The Russian and Chinese navies have become increasingly active in the North Atlantic over the last five years, necessitating a return to a “competitive mindset” among U.S. Navy commanders, Chief of Naval Operations Adm. John Richardson said Monday.
“We're talking about more than we've seen in 25 years,” Richardson said of Russian naval movements in the North Atlantic in an interview with Voice of America, adding that the Chinese Navy “is certainly a pacing competition for us in terms of the naval threat.”
“This was Admiral Tofalo's direction, and it is mine as well,” said Richard, referring to his predecessor, Vice Adm. Joseph E. Tofalo. “It is only by being prepared for battle that we can hope to avoid it. If we cannot, our nation expects and demands victory. We shall not fail!”
The admirals’ warnings reflect threats described in the 2018 National Defense Strategy, which calls upon the U.S. military to make “great power” competition with nations like Russia and China its primary focus rather than combating terrorism.
In May, the Navy announced the reactivation of the 2nd Fleet to oversee naval operations along the East Coast of the United States and across the Northern Atlantic to counter the growing threat of Moscow’s territorial ambitions pose to NATO allies.
The Navy says tackling this threat requires a shift in mentality across the force.
“Our Navy leaders are clearly communicating the need for every Sailor to take a more competitive mindset,” the Navy told Task & Purpose. “In order to maintain America's maritime superiority, it’s imperative that we’re laser-focused on increasing our warfighting lethality and readiness not only within our Navy, but also with our joint sister services and our allies and partners.”
Despite the broad threat of Chinese subs operating in the North Atlantic, it’s the bellicose Russian military that the Navy is particularly worried about. In 2016, Adm. James Foggo III described tensions between Russia and the U.S. as the “fourth battle of the Atlantic” after the surface and sub encounters that marked World War I, World War II, and the Cold War.
“Once again, an effective, skilled, and technologically advanced Russian submarine force is challenging us,” Foggo said. “Russian submarines are prowling the Atlantic, testing our defenses, confronting our command of the seas, and preparing the complex underwater battlespace to give them an edge in any future conflict.”
‘Complex underwater battlespace’ is an understatement. In his VOA interview, Richardson noted that Americans sailors are increasingly dealing with advanced jamming equipment. “This is an emerging part of our business now,” he said. “Those disruptive technologies…are really going to be decisive in the future fight, and we've got to make sure that we're investing in those as well.”
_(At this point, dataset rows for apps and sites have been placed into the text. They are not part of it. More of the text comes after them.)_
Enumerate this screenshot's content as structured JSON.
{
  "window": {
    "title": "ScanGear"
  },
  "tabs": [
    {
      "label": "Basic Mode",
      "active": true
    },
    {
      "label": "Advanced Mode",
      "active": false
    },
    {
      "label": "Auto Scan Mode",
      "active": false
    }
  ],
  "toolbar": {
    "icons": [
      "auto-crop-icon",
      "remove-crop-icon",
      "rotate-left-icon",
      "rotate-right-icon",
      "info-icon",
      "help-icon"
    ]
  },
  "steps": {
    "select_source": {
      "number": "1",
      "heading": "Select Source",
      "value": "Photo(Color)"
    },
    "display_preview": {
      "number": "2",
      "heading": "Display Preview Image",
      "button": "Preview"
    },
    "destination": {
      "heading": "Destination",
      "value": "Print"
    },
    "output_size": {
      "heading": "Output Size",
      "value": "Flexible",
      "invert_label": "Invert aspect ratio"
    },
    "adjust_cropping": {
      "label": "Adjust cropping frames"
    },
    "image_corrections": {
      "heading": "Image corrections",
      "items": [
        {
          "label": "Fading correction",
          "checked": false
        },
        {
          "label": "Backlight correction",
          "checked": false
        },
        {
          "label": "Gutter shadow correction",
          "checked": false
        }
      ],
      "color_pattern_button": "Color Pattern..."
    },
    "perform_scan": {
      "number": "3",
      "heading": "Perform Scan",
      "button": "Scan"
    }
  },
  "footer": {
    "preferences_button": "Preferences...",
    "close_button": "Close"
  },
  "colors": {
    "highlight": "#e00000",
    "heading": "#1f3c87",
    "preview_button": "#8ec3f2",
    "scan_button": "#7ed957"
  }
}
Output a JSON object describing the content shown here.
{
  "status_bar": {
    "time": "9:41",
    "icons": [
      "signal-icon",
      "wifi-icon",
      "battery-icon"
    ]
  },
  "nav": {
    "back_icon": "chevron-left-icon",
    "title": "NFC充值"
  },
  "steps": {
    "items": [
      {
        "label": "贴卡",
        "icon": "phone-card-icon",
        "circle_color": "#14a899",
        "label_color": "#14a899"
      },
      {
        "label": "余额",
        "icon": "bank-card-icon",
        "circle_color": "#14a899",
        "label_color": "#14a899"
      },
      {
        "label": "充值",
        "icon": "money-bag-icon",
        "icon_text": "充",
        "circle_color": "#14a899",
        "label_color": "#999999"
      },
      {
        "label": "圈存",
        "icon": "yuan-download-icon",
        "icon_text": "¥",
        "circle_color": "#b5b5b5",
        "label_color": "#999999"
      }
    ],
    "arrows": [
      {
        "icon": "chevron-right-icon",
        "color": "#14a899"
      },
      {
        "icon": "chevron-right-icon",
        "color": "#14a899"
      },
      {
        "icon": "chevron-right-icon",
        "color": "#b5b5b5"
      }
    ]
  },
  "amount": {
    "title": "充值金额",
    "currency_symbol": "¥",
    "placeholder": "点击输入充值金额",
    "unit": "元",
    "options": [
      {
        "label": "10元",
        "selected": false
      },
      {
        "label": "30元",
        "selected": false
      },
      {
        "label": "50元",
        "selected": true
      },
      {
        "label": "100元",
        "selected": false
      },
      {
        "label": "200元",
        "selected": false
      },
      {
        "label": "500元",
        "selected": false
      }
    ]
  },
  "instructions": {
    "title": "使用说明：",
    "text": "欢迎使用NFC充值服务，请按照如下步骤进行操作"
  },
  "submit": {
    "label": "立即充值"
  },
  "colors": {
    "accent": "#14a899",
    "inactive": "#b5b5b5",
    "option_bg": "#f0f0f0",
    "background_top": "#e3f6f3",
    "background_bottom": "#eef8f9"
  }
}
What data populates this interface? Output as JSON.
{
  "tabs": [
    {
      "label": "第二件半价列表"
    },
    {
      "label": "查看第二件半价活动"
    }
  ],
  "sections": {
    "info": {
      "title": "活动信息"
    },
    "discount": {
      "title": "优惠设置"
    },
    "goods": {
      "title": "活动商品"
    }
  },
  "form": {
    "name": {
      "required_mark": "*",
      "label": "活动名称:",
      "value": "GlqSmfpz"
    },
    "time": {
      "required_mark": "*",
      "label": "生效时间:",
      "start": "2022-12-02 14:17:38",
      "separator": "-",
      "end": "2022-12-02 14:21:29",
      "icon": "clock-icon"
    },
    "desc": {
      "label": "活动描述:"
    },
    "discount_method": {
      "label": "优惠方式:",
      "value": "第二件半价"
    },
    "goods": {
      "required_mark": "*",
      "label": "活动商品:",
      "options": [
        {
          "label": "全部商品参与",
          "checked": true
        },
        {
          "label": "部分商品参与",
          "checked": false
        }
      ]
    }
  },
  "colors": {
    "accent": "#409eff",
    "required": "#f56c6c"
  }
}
And that’s not to downplay the rising threat of the China’s People’s Liberation Army Navy, which has rapidly expanded its submarine fleet over the last decade and expects to boast 70 subs by 2020, according to the Department of Defense.
There is, however, at least one Pentagon official who doesn’t seem phased by all the recent commotion in the Atlantic.
“We watch all submarine activity,” Secretary of Defense James Mattis said on Tuesday. “[I’m] not concerned about it.”